**EXERCISE AIM:** Could you copy exactly the lines from the one containing "What's the underlying" through the last line of the records, leaving out every picture?

**THE INPUT:**
=== Section Start ===
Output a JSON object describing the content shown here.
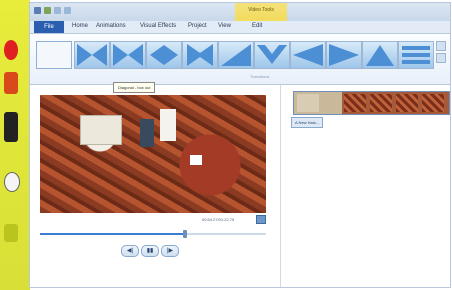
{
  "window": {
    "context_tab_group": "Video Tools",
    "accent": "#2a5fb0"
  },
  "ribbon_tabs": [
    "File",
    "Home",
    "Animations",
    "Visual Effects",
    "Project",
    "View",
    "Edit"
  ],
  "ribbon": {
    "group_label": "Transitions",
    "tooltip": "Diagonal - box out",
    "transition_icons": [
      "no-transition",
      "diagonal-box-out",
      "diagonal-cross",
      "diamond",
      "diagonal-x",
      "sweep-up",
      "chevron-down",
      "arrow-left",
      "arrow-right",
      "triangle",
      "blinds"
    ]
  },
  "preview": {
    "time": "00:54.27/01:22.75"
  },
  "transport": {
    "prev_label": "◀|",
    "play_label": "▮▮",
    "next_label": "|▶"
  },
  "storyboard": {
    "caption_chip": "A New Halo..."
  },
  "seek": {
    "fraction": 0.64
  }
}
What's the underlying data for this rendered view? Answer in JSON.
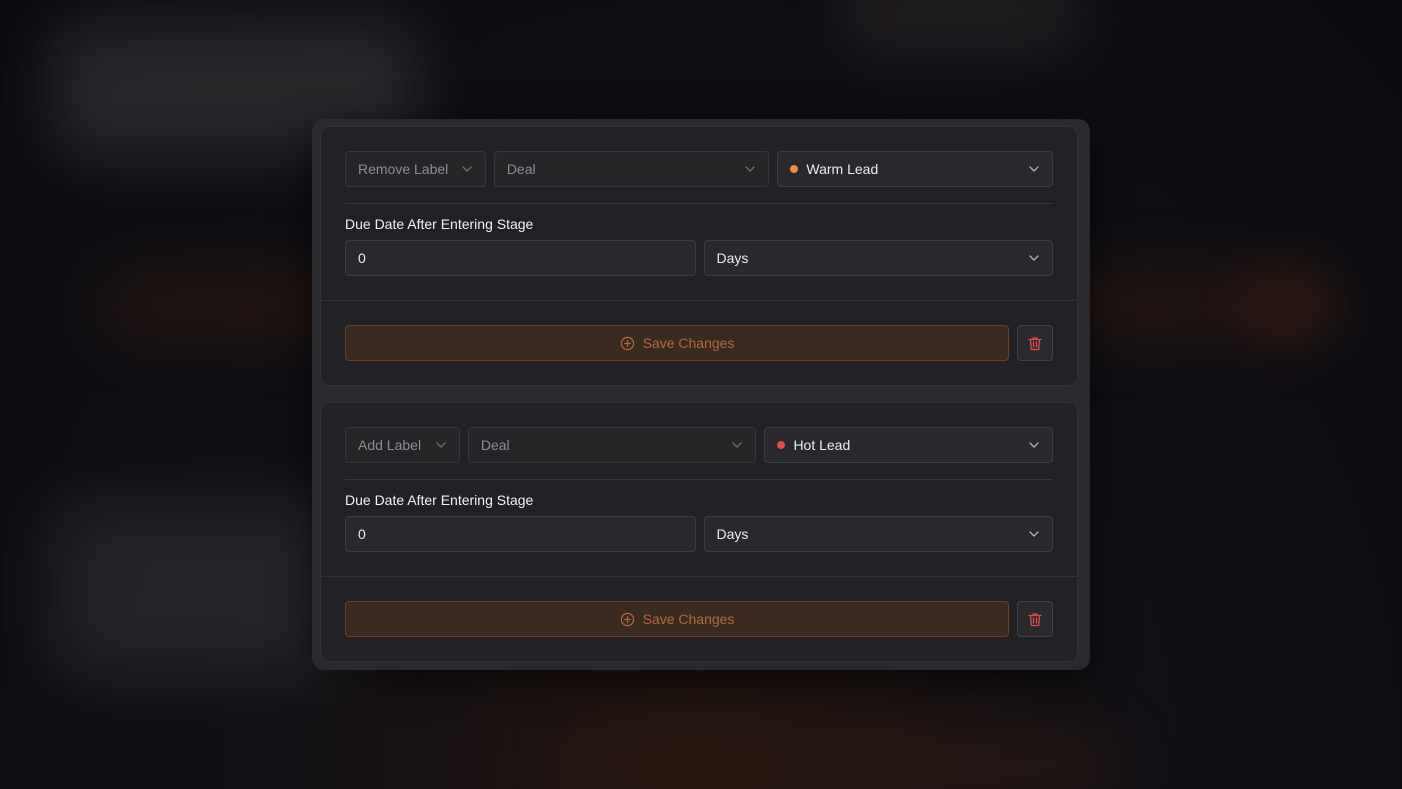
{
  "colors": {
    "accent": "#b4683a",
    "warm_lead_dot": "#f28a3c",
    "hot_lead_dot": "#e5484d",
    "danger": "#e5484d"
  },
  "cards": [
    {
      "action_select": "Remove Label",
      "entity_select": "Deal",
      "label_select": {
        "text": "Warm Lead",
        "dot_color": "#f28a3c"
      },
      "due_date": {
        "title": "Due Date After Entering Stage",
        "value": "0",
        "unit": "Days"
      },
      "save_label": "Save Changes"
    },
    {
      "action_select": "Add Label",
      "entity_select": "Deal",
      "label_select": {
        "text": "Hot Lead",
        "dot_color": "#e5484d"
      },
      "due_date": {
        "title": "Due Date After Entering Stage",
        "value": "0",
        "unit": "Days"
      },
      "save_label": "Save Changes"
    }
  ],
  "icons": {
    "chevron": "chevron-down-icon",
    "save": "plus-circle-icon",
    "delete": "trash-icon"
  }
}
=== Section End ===
**WRITTEN SOLUTION:**
What's the underlying data for this rendered view? Answer in JSON.
{
  "colors": {
    "accent": "#b4683a",
    "warm_lead_dot": "#f28a3c",
    "hot_lead_dot": "#e5484d",
    "danger": "#e5484d"
  },
  "cards": [
    {
      "action_select": "Remove Label",
      "entity_select": "Deal",
      "label_select": {
        "text": "Warm Lead",
        "dot_color": "#f28a3c"
      },
      "due_date": {
        "title": "Due Date After Entering Stage",
        "value": "0",
        "unit": "Days"
      },
      "save_label": "Save Changes"
    },
    {
      "action_select": "Add Label",
      "entity_select": "Deal",
      "label_select": {
        "text": "Hot Lead",
        "dot_color": "#e5484d"
      },
      "due_date": {
        "title": "Due Date After Entering Stage",
        "value": "0",
        "unit": "Days"
      },
      "save_label": "Save Changes"
    }
  ],
  "icons": {
    "chevron": "chevron-down-icon",
    "save": "plus-circle-icon",
    "delete": "trash-icon"
  }
}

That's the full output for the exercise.